Other recommended resources

This list of graphic novels can be a resource for the public and parents. Some novels describe characters meeting these traditions for the first time. Others describe life as someone in a specific religious and non-religious community.

For educators and students, these are great resources for: language arts, visual or graphic art classes, social studies/sciences, world history, politics, civics, economics, and world religion courses. The novels vary in length and include books appropriate from K to 12.

 

Various traditions: 

  • Hats of Faith (Medeia Cohen and Sarah Walsh): A short picture book (not graphic novel) introducing children to the different head coverings across many religious traditions

 

Non-religious traditions:

  • Pyongyang (Guy Delisle): Atheism, state and communism in North Korea

 

Indigenous traditions:

 

Traditions originating from East-Asia (e.g. Confucianism and Daoism):

  • Shenzhen (Guy Delisle): Belief and culture in China, includes Confuciansim, Daoism, and a little bit of Christianity
  • Little white duck: A childhood in China ( Liu and Martinez) Belief and culture in early years of Communist China, includes Confuciansim and Daoism

 

Traditions originating from South-Asia (e.g. Hinduism and Buddhism):

  • Chronique Birmanes (Guy Delisle): Tradition and culture in Myanmar, includes Buddhism. (In French)
  • Tina’s mouth: an existential comic diary (Keshni Kashyap): Culture and belief in the US, includes Hinduism
  • The hospital suite (John Porcellino): Belief and death in US, includes Buddhism and Christianity – presents 3 perspectives of same story
  • Sita’s Ramayana (Samhita Arni and Moyna Chitrakar): Presents a female perspective to the Hindu story of Ramayana

 

Traditions originating from the Middle-East (e.g. Judaism, Christianity, and Islam):
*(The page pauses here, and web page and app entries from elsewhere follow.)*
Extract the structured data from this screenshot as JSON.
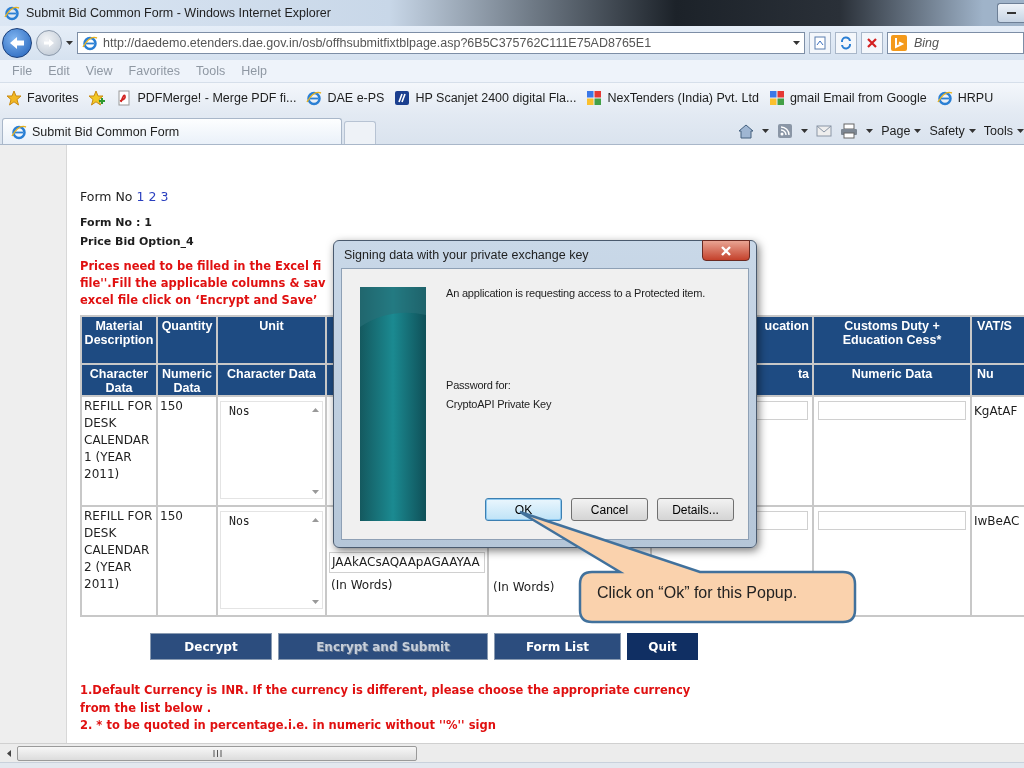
{
  "window": {
    "title": "Submit Bid Common Form - Windows Internet Explorer"
  },
  "address_bar": {
    "url": "http://daedemo.etenders.dae.gov.in/osb/offhsubmitfixtblpage.asp?6B5C375762C111E75AD8765E1",
    "search_placeholder": "Bing"
  },
  "menu": [
    "File",
    "Edit",
    "View",
    "Favorites",
    "Tools",
    "Help"
  ],
  "favorites_bar": {
    "label": "Favorites",
    "items": [
      {
        "label": "PDFMerge! - Merge PDF fi...",
        "kind": "pdf"
      },
      {
        "label": "DAE e-PS",
        "kind": "web"
      },
      {
        "label": "HP Scanjet 2400 digital Fla...",
        "kind": "scanner"
      },
      {
        "label": "NexTenders (India) Pvt. Ltd",
        "kind": "tiles"
      },
      {
        "label": "gmail Email from Google",
        "kind": "tiles"
      },
      {
        "label": "HRPU",
        "kind": "web"
      }
    ]
  },
  "tabs": [
    {
      "label": "Submit Bid Common Form",
      "selected": true
    }
  ],
  "command_bar": [
    "Page",
    "Safety",
    "Tools"
  ],
  "page": {
    "form_links_label": "Form No",
    "form_links": [
      "1",
      "2",
      "3"
    ],
    "form_no": "Form No : 1",
    "option": "Price Bid Option_4",
    "instruction_lines": [
      "Prices need to be filled in the Excel fi",
      "file''.Fill the applicable columns & sav",
      "excel file click on ‘Encrypt and Save’"
    ],
    "table": {
      "columns": [
        {
          "title": "Material Description",
          "type": "Character Data"
        },
        {
          "title": "Quantity",
          "type": "Numeric Data"
        },
        {
          "title": "Unit",
          "type": "Character Data"
        },
        {},
        {},
        {
          "title": "ucation",
          "type": "ta"
        },
        {
          "title": "Customs Duty + Education Cess*",
          "type": "Numeric Data"
        },
        {
          "title": "VAT/S",
          "type": "Nu"
        }
      ],
      "rows": [
        {
          "material": "REFILL FOR DESK CALENDAR 1 (YEAR 2011)",
          "quantity": "150",
          "unit": "Nos",
          "vat": "KgAtAF"
        },
        {
          "material": "REFILL FOR DESK CALENDAR 2 (YEAR 2011)",
          "quantity": "150",
          "unit": "Nos",
          "amount_value": "JAAkACsAQAApAGAAYAA",
          "amount_words": "(In Words)",
          "rate_words": "(In Words)",
          "vat": "IwBeAC"
        }
      ]
    },
    "buttons": [
      {
        "label": "Decrypt",
        "disabled": false,
        "focused": false
      },
      {
        "label": "Encrypt and Submit",
        "disabled": true,
        "focused": false
      },
      {
        "label": "Form List",
        "disabled": false,
        "focused": false
      },
      {
        "label": "Quit",
        "disabled": false,
        "focused": true
      }
    ],
    "notes": [
      "1.Default Currency is INR. If the currency is different, please choose the appropriate currency from the list below .",
      "2. * to be quoted in percentage.i.e. in numeric without ''%'' sign"
    ]
  },
  "dialog": {
    "title": "Signing data with your private exchange key",
    "message": "An application is requesting access to a Protected item.",
    "password_label": "Password for:",
    "key_name": "CryptoAPI Private Key",
    "buttons": [
      {
        "label": "OK",
        "focused": true
      },
      {
        "label": "Cancel",
        "focused": false
      },
      {
        "label": "Details...",
        "focused": false
      }
    ]
  },
  "annotation": {
    "text": "Click on “Ok” for this Popup."
  }
}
  • Jerusalem (Guy Delisle): Religion, politics and security in Jerusalem, includes Christianity, Islam, Judaism
  • The Arab of the future: A childhood in the Middle East, 1978-1984 (Riad Sattouf): Perspectives towards religion across France, Libya, and Syria, includes Islam
  • Zahra’s Paradise (Amir and Khalil): Religion and politics in Iran circa 2009, includes Islam
  • Persepolis (Marjane Satrapi): Religion and politics in Iran, includes Islam
  • Louis Riel: A comic-strip biography (Chester Brown): Identity, beliefs, and politics in Canada, includes Christianity
  • A game for swallows: To die, to leave, to return (Zeina Abirached): Identity and politics in Lebanon, includes Christianity and Islam
  • Maus I: My father bleeds history (Mid-1930s to Winter 1944) (Art Spiegelman): Identity and politics in Poland, includes Judaism.
  • Maus II: And here my troubles began (Art Spiegelman): A struggle with understanding his own Jewish identity and that of his ancestors.
  • American born Chinese (Gene Yang): Identity and belonging, includes Chinese folkore of the Monkey King and limited aspects of Christianity
  • Contract with God (Will Eisner): Identity and death, includes Judaism. Read p. 4-61.
  • Habibi (Craig Thompson): Identity and survival, includes Islam and Christianity.
  • Goliath (Tom Gould): Offers an alternate perspective to the story of David and Goliath.